Your financial goals for the next year are set.
On the list are things like “pay off credit cards” and “save for retirement.” You’ll be putting some money away for your business or for emergencies. There will be little splurges, sure, but cautiously.
Nothing on the list indicates that you would like to default on your mortgage. There is no “run up credit cards” entry, and you don’t intend to buy something big that you can’t really afford.
But can you stick with your goals? What kind of a spender are you, anyhow? Find out that and more in the new book “Shiny Objects” by James A. Roberts.
Money does some strange things.
Research shows that an overabundance of it makes people less altruistic. It can cause depression and alter relationships. It obviously puts us in debt — not to buy happiness but to buy stuff, and lots of it.

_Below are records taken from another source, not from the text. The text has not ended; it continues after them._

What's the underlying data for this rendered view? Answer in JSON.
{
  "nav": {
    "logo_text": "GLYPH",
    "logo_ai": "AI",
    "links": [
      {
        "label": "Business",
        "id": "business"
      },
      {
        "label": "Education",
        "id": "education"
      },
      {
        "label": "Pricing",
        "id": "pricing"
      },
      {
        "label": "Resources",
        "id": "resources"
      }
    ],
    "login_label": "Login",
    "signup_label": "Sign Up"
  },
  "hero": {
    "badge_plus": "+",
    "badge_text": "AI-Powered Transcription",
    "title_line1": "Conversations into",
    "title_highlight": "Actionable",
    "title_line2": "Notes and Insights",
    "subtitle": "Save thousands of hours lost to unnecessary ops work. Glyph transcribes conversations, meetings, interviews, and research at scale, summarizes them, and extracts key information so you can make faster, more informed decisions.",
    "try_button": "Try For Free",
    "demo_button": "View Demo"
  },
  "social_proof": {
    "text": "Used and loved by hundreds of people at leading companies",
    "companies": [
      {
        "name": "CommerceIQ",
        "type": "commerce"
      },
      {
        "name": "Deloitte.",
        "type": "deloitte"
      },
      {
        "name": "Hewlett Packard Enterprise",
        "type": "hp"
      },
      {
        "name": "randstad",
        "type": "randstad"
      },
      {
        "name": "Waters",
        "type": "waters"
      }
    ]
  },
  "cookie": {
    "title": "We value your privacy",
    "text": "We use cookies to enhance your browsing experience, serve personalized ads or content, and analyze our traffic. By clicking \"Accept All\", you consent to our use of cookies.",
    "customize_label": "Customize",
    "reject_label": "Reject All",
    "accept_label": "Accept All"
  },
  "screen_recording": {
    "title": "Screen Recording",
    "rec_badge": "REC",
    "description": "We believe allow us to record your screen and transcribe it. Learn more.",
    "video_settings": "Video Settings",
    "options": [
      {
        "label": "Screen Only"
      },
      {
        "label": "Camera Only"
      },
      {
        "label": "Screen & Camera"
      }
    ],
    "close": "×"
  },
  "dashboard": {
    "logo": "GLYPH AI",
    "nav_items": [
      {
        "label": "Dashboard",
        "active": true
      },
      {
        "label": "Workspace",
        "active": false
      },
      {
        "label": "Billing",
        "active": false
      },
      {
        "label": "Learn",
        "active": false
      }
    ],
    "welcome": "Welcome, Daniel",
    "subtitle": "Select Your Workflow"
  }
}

Roberts says we really do live in a material world and we’re “a nation in love with shiny objects.” That doesn’t make us content: wealthy Americans are, on a happiness scale, virtually equal with Maasai villagers in Africa. Furthermore, we never have enough. When we reach the financial goal we thought would bring us The Good Life, we find that the goalpost has moved.
How did we get this way?
Roberts believes that this issue goes back 170 years. Before then, people were more willing to work hard for what they had, but the Gold Rush allowed folks to dream about getting rich, quick. That eventually led to the so-called American Dream of home ownership and, well, we know how that’s turned out.
What we’re forgetting, though, is that recent economic disasters are nothing new. We’re seeing a repeat of situations that have happened before: in the 1920s, in the late 1970s, when the dot-com bubble burst, and so on…
So how can you achieve “financial tranquility”?
Cut up those credit cards and use cash. Build a budget, pay yourself first, and enlist friends to hold you to your goals. Unplug the TV but say no to the mall. Rent or borrow what you don’t need often and know your bank and debt balances. Pay attention to the course you’ve charted.
So you overspent this year. Have the holiday bills started to arrive yet? Whether they have or haven’t, it’s a great time to read “Shiny Objects.”
Using easily understandable terminology and some gently folksy humor, author and Baylor University professor James A. Roberts explains how your checkbook ended up so empty and why, and he shows you how you can change it. He covers all bases, too, including money and religion, and how insidious marketing can worm its way into your brain without your knowing it.
I liked this book for its pointers and quizzes, for its liveliness in a notoriously dry subject, and for its relevance to what’s going on in the world. If you’re interested in money or if you need an excuse to shop, “Shiny Objects” is a safe thing to buy.
Book reviewer Terri Schlichenmeyer has been reading since she was 3 and never goes anywhere without a book.